==== DATA SUPPLIED ====

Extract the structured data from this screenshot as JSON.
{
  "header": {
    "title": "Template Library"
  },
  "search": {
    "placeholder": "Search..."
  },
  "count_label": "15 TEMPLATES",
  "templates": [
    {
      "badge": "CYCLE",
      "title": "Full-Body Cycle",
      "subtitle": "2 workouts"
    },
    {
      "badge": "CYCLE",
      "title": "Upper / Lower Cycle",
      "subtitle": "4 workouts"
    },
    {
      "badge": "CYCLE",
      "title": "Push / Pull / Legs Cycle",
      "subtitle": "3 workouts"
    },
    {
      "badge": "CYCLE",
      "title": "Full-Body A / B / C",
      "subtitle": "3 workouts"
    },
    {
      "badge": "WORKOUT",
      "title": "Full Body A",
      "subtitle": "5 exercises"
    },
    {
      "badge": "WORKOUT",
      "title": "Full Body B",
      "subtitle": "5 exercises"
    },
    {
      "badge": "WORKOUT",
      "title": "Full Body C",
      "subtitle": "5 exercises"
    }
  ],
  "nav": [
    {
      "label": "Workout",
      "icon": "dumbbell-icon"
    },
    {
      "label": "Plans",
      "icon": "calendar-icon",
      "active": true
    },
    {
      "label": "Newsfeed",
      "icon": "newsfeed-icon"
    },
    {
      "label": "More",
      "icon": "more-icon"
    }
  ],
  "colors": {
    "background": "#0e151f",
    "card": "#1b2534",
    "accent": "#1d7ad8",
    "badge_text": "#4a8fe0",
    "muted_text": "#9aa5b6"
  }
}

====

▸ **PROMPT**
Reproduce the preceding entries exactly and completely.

▸ **RESPONSE BOX**
Extract the structured data from this screenshot as JSON.
{
  "header": {
    "title": "Template Library"
  },
  "search": {
    "placeholder": "Search..."
  },
  "count_label": "15 TEMPLATES",
  "templates": [
    {
      "badge": "CYCLE",
      "title": "Full-Body Cycle",
      "subtitle": "2 workouts"
    },
    {
      "badge": "CYCLE",
      "title": "Upper / Lower Cycle",
      "subtitle": "4 workouts"
    },
    {
      "badge": "CYCLE",
      "title": "Push / Pull / Legs Cycle",
      "subtitle": "3 workouts"
    },
    {
      "badge": "CYCLE",
      "title": "Full-Body A / B / C",
      "subtitle": "3 workouts"
    },
    {
      "badge": "WORKOUT",
      "title": "Full Body A",
      "subtitle": "5 exercises"
    },
    {
      "badge": "WORKOUT",
      "title": "Full Body B",
      "subtitle": "5 exercises"
    },
    {
      "badge": "WORKOUT",
      "title": "Full Body C",
      "subtitle": "5 exercises"
    }
  ],
  "nav": [
    {
      "label": "Workout",
      "icon": "dumbbell-icon"
    },
    {
      "label": "Plans",
      "icon": "calendar-icon",
      "active": true
    },
    {
      "label": "Newsfeed",
      "icon": "newsfeed-icon"
    },
    {
      "label": "More",
      "icon": "more-icon"
    }
  ],
  "colors": {
    "background": "#0e151f",
    "card": "#1b2534",
    "accent": "#1d7ad8",
    "badge_text": "#4a8fe0",
    "muted_text": "#9aa5b6"
  }
}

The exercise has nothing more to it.